Article Searcharticle search
River Fishing
Mississippi River Walleyes and Sauger by Sam Anderson
 River walleyes love the moving water of the Mississippi, and never stray far from some sort of current. A classic walleye holding spot is a wing dam. Wing dams are man-made rockpiles which extend out into the river, deflecting the current and reducing its tendency to silt in. As the local fisherman know, all wingdams hold fish, but some are better than others. The wing dams that hold the most fish are the ones that have a deep scour hole behind them and are located on the outside bend of a river or a straight stretch. These wing dams receive less current and therefore their scour holes are not silted in. Needless to say the rocky composition is habitat for food, and the wing dam provides a current break.

There are two popular ways to fish a wing dam. Anchoring is most common, parking the boat on the front side, tip or back side of the wing dam. Jigs or bottom bumping lures can be cast to cover the area near the dam. Since you can fish with two lines at once on boundary waters, many anglers set live bait over the side of the boat and cast jigs to find fish holding closer to the wing dam.

The local walleye fisherman do well most of the time with a jig and minnow. The size of a jig would vary according to the speed of the current,. A 1/8 to1/4 ounce is the favored size for most situations. Popular colors are yellow, pink, black oh, did I mention chartreuse. Live bait rigs such as the Lindy Rig or Wolf River Rig are also used. River walleyes are more aggressive and seem harder hitting than still water walleyes. They hit a fast moving crank bait. These lures attract fish from far and wide to see what is going on or to stimulate a feeding desire. These lures may be as small as a jig or as large as a muskie crankbait. Two of my all time favorites are the Storm ThunderStick and the small Storm Lighting Shad.

Donít over look the presentation of drifting to find fish near a wing dams. By letting the current swing you behind the rock piles you can quickly find out if there are any fish around. If you catch one or two, anchor and fish it some more, if not find another wing dam to fish.

Lake walleyes often suspend, and they are very inclined to concentrate at certain depths. Itís different on the river. River walleyes are bottom fish. Always make sure your bait is tight to the bottom. If you arenít losing baits, you are fishing too high.

The speed of the current is one of the major elements of the river walleyeís world. They want some current, but not too much. They donít pay as much attention to light presentation, seemingly, as lake fish, and will hold in one foot of water at times if the current is right. Saugers, the walleyes look-alike cousin get big enough that the fisherman find them just as appealing.
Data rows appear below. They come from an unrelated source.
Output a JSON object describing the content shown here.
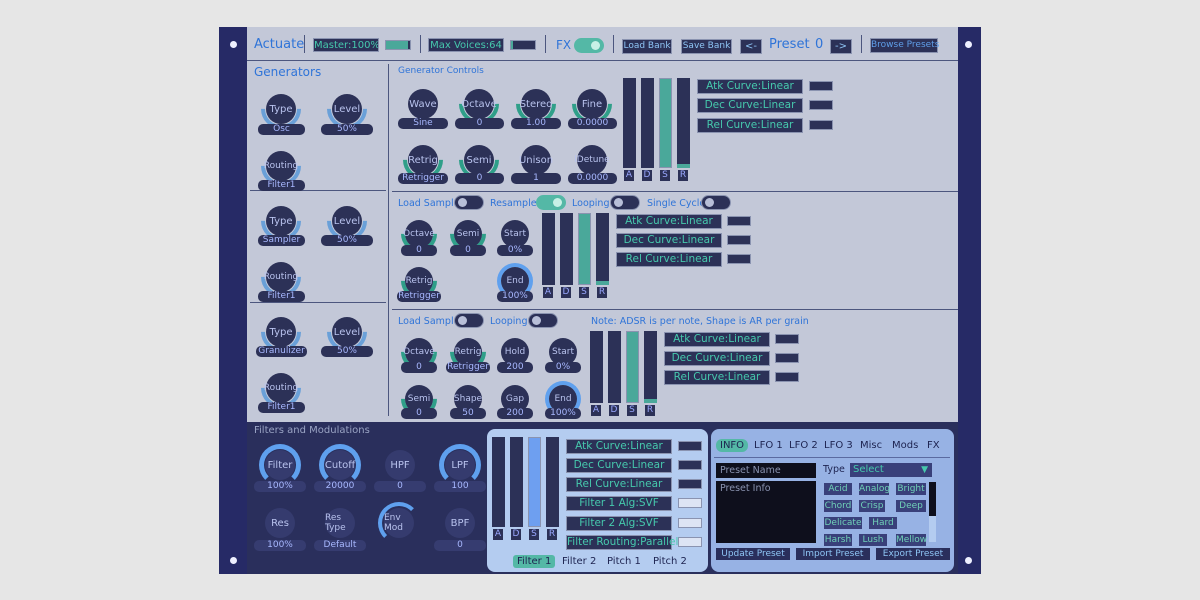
{
  "colors": {
    "frame": "#262a66",
    "panel": "#c3c8d8",
    "teal": "#54b8a6",
    "accent_blue": "#2f74d8",
    "dark": "#2c3157"
  },
  "topbar": {
    "app_name": "Actuate",
    "master": "Master:100%",
    "master_level": 0.9,
    "max_voices": "Max Voices:64",
    "max_voices_level": 0.1,
    "fx_label": "FX",
    "load_bank": "Load Bank",
    "save_bank": "Save Bank",
    "prev": "<-",
    "preset_label": "Preset",
    "preset_number": "0",
    "next": "->",
    "browse": "Browse Presets"
  },
  "generators": {
    "title": "Generators",
    "controls_title": "Generator Controls",
    "rows": [
      {
        "type_label": "Type",
        "type_value": "Osc",
        "level_label": "Level",
        "level_value": "50%",
        "routing_label": "Routing",
        "routing_value": "Filter1"
      },
      {
        "type_label": "Type",
        "type_value": "Sampler",
        "level_label": "Level",
        "level_value": "50%",
        "routing_label": "Routing",
        "routing_value": "Filter1"
      },
      {
        "type_label": "Type",
        "type_value": "Granulizer",
        "level_label": "Level",
        "level_value": "50%",
        "routing_label": "Routing",
        "routing_value": "Filter1"
      }
    ]
  },
  "osc": {
    "knobs": [
      {
        "label": "Wave",
        "value": "Sine"
      },
      {
        "label": "Octave",
        "value": "0"
      },
      {
        "label": "Stereo",
        "value": "1.00"
      },
      {
        "label": "Fine",
        "value": "0.0000"
      },
      {
        "label": "Retrig",
        "value": "Retrigger"
      },
      {
        "label": "Semi",
        "value": "0"
      },
      {
        "label": "Unison",
        "value": "1"
      },
      {
        "label": "lDetune",
        "value": "0.0000"
      }
    ],
    "adsr": {
      "labels": [
        "A",
        "D",
        "S",
        "R"
      ],
      "levels": [
        0,
        0,
        1,
        0.05
      ]
    },
    "curves": [
      "Atk Curve:Linear",
      "Dec Curve:Linear",
      "Rel Curve:Linear"
    ]
  },
  "sampler": {
    "load_sample": "Load Sample",
    "resample": "Resample",
    "looping": "Looping",
    "single_cycle": "Single Cycle",
    "resample_on": true,
    "knobs": [
      {
        "label": "Octave",
        "value": "0"
      },
      {
        "label": "Semi",
        "value": "0"
      },
      {
        "label": "Start",
        "value": "0%"
      },
      {
        "label": "Retrig",
        "value": "Retrigger"
      },
      {
        "label": "End",
        "value": "100%"
      }
    ],
    "adsr": {
      "labels": [
        "A",
        "D",
        "S",
        "R"
      ],
      "levels": [
        0,
        0,
        1,
        0.05
      ]
    },
    "curves": [
      "Atk Curve:Linear",
      "Dec Curve:Linear",
      "Rel Curve:Linear"
    ]
  },
  "granular": {
    "load_sample": "Load Sample",
    "looping": "Looping",
    "note": "Note: ADSR is per note, Shape is AR per grain",
    "knobs": [
      {
        "label": "Octave",
        "value": "0"
      },
      {
        "label": "Retrig",
        "value": "Retrigger"
      },
      {
        "label": "Hold",
        "value": "200"
      },
      {
        "label": "Start",
        "value": "0%"
      },
      {
        "label": "Semi",
        "value": "0"
      },
      {
        "label": "Shape",
        "value": "50"
      },
      {
        "label": "Gap",
        "value": "200"
      },
      {
        "label": "End",
        "value": "100%"
      }
    ],
    "adsr": {
      "labels": [
        "A",
        "D",
        "S",
        "R"
      ],
      "levels": [
        0,
        0,
        1,
        0.05
      ]
    },
    "curves": [
      "Atk Curve:Linear",
      "Dec Curve:Linear",
      "Rel Curve:Linear"
    ]
  },
  "filters": {
    "title": "Filters and Modulations",
    "knobs": [
      {
        "label": "Filter",
        "value": "100%"
      },
      {
        "label": "Cutoff",
        "value": "20000"
      },
      {
        "label": "HPF",
        "value": "0"
      },
      {
        "label": "LPF",
        "value": "100"
      },
      {
        "label": "Res",
        "value": "100%"
      },
      {
        "label": "Res Type",
        "value": "Default"
      },
      {
        "label": "Env Mod",
        "value": ""
      },
      {
        "label": "BPF",
        "value": "0"
      }
    ],
    "adsr": {
      "labels": [
        "A",
        "D",
        "S",
        "R"
      ],
      "levels": [
        0,
        0,
        1,
        0
      ]
    },
    "curves": [
      "Atk Curve:Linear",
      "Dec Curve:Linear",
      "Rel Curve:Linear",
      "Filter 1 Alg:SVF",
      "Filter 2 Alg:SVF",
      "Filter Routing:Parallel"
    ],
    "tabs": [
      "Filter 1",
      "Filter 2",
      "Pitch 1",
      "Pitch 2"
    ]
  },
  "info": {
    "tabs": [
      "INFO",
      "LFO 1",
      "LFO 2",
      "LFO 3",
      "Misc",
      "Mods",
      "FX"
    ],
    "preset_name_placeholder": "Preset Name",
    "preset_info_placeholder": "Preset Info",
    "type_label": "Type",
    "type_select": "Select",
    "tags": [
      "Acid",
      "Analog",
      "Bright",
      "Chord",
      "Crisp",
      "Deep",
      "Delicate",
      "Hard",
      "Harsh",
      "Lush",
      "Mellow"
    ],
    "update": "Update Preset",
    "import": "Import Preset",
    "export": "Export Preset"
  }
}
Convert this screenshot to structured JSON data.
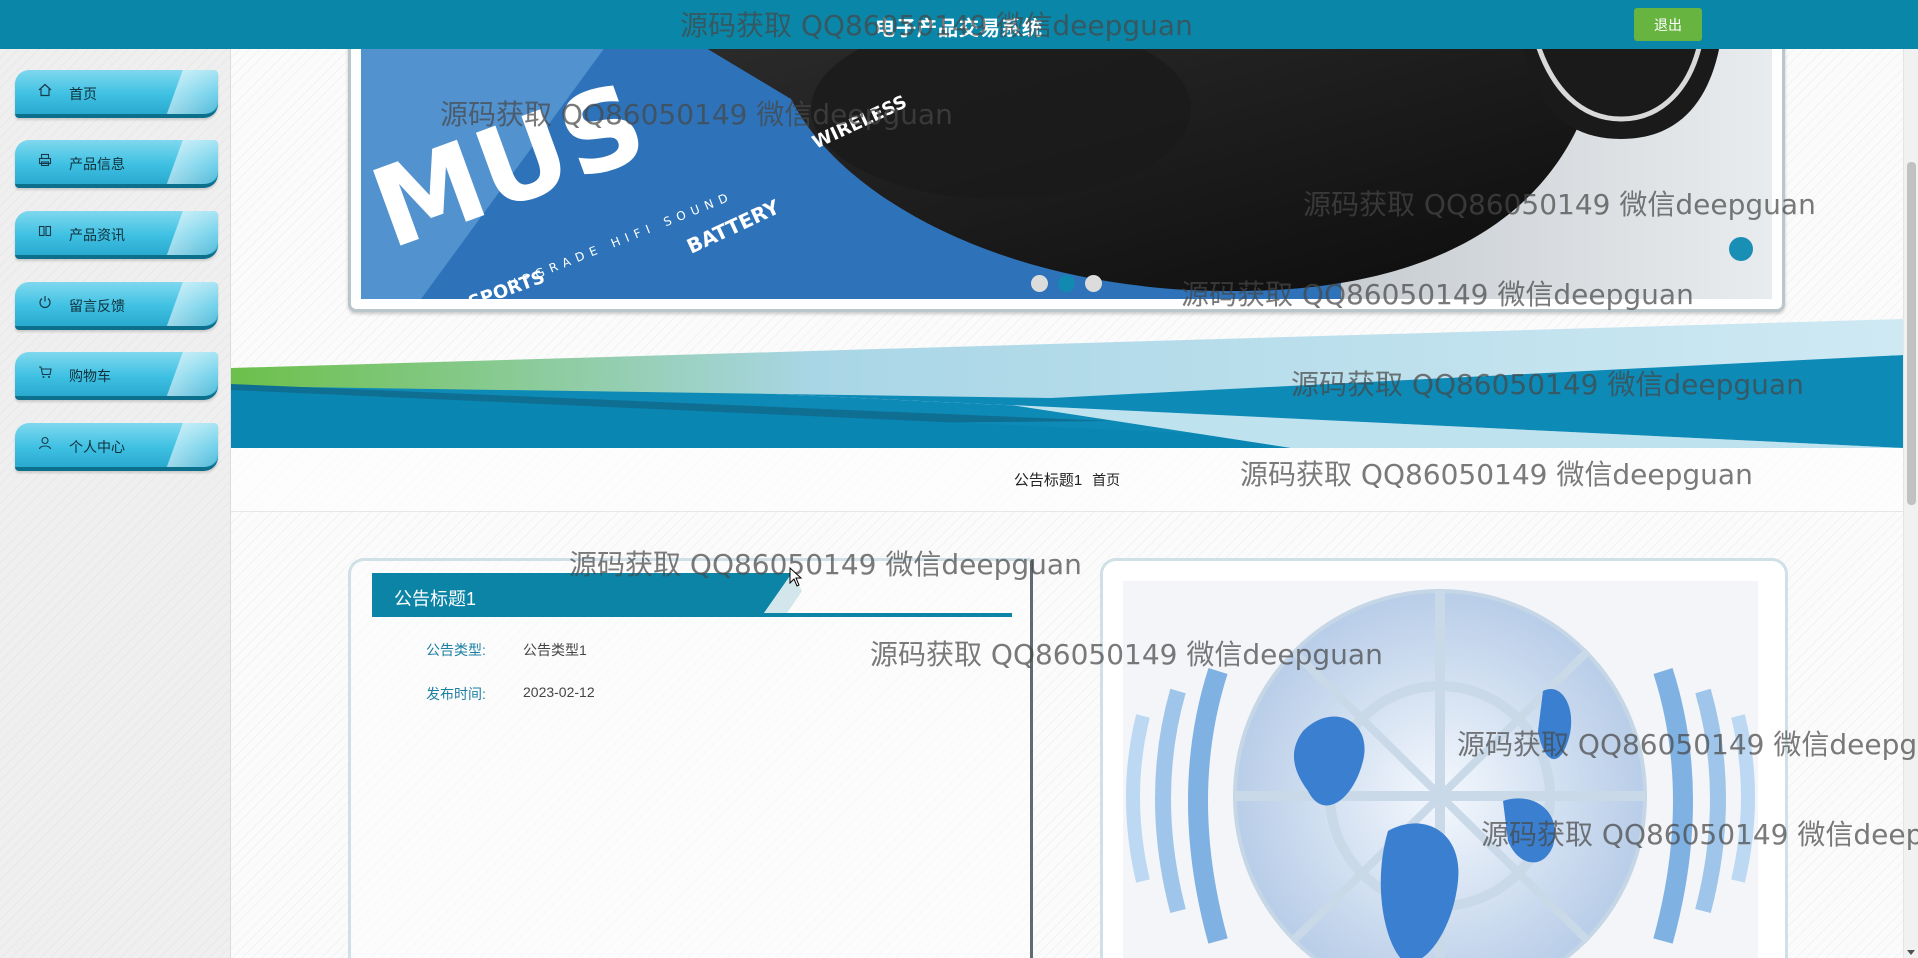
{
  "header": {
    "title": "电子产品交易系统",
    "logout_label": "退出",
    "colors": {
      "bar": "#0a87a8",
      "logout": "#67b441"
    }
  },
  "sidebar": {
    "items": [
      {
        "label": "首页",
        "icon": "home-icon"
      },
      {
        "label": "产品信息",
        "icon": "printer-icon"
      },
      {
        "label": "产品资讯",
        "icon": "book-icon"
      },
      {
        "label": "留言反馈",
        "icon": "power-icon"
      },
      {
        "label": "购物车",
        "icon": "cart-icon"
      },
      {
        "label": "个人中心",
        "icon": "user-icon"
      }
    ]
  },
  "carousel": {
    "slide_count": 3,
    "active_index": 1,
    "image_text": [
      "WIRELESS",
      "BATTERY",
      "UPGRADE HIFI SOUND",
      "SPORTS"
    ]
  },
  "breadcrumb": {
    "current": "公告标题1",
    "home": "首页"
  },
  "detail": {
    "title": "公告标题1",
    "fields": [
      {
        "label": "公告类型:",
        "value": "公告类型1"
      },
      {
        "label": "发布时间:",
        "value": "2023-02-12"
      }
    ]
  },
  "watermark": {
    "text": "源码获取 QQ86050149 微信deepguan"
  }
}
Saugers have adapted more to a riverís murky environment than walleyes have. Their eyes allow them to feed in silty waters where walleyes have trouble seeing. Saugers, maybe because of that fact, stay deeper than walleyes. I like the fact that saugers strike harder than walleyes, too; even small fish hit a lure with gusto.

The middle of the main river channel is where you will find saugers just about all year. In spring, they will be found tight to steep breaks next to shore, where they have easy access to their spawning areas. Saugers spawn later than walleyes, so when walleye action tapers a bit in the spring you can still find saugers ready to hammer your lures.

Whenever I find walleye fishing slow, I follow a simple plan for locating saugers. First Iíll drive up and down the river, looking for the deepest hole I can find. Usually it will be at least 25 feet deep, and often deeper. Iíll stop my boat upstream from the hole and drift back over with at least a 1/2 ounce Fuzzy Grub jig, which I hold right under the boat. In these holes the saugers hit the jig with quite a jolt. Schools of saugers roam from area to area. If you donít find them on the first or second pass through an area move on to another hole. Saugers will usually inhale a bait on your first drift through. Walleyes and Saugers are the glamour fish of the Mississippi River. If you have been intimidated to try rivers or if youíve been fishing tem since a kid, try a few of these methods and let me know how you do Ö.e-mail me at sam102473@aol.com


Navionics on i-Pod
Shut Up and Fish

© 1995 - 2014 Walleye Central
Privacy Policy
Boat for Sale